Perhaps this itself is an attempted motivation tactic, but if so it’s a gamble, even if Sarri doesn’t agree. “I don’t think it is risky,” he said. “These guys have a sensible head on their shoulders. … I said the players are difficult to motivate but by the same token there are players who are sensible, who will listen and won’t take it the wrong way.”
He had better hope he is right.
Belated tactical revelation of the weekend
When Unai Emery arrived at Arsenal, one of the tactical considerations he had to mull over was how to best use Alexandre Lacazette and Pierre-Emerick Aubameyang, ideally figuring out how to get them in the same team. It’s a shame that Emery seems finally to have settled on playing the Juventus-bound Aaron Ramsey behind them both, just too late to keep the Welshman for the long-term, while simultaneously being an indication of how Arsenal’s attempt at renovating their decision-making structure has backfired.
Goal of the weekend
From a technical point of view almost every goal scored this weekend was better than Laurent Koscielny’s, looping in off his shoulder against Chelsea. But after the year he has had, watching France win the World Cup from a treatment table and losing nine months at a stage of his career when time is precious, we can allow a little sentiment.
Retro performance of the weekend
Earlier in the season, when Liverpool were winning games without producing scintillating football, Jurgen Klopp would insist that his team weren’t becoming boring, just that they were more mature. No more madcap, “you score three, we score four” wins, just nice, sensible, two to nothings.

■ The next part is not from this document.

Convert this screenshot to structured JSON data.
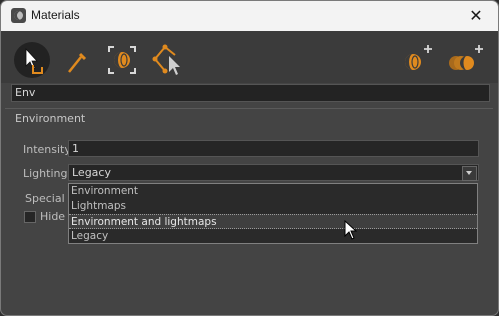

Against Crystal Palace they returned to last season’s form, so you wonder whether this was just a brief interlude or a slide back to their old ways. They will hope it’s the former, but the rest of us might yearn for the latter.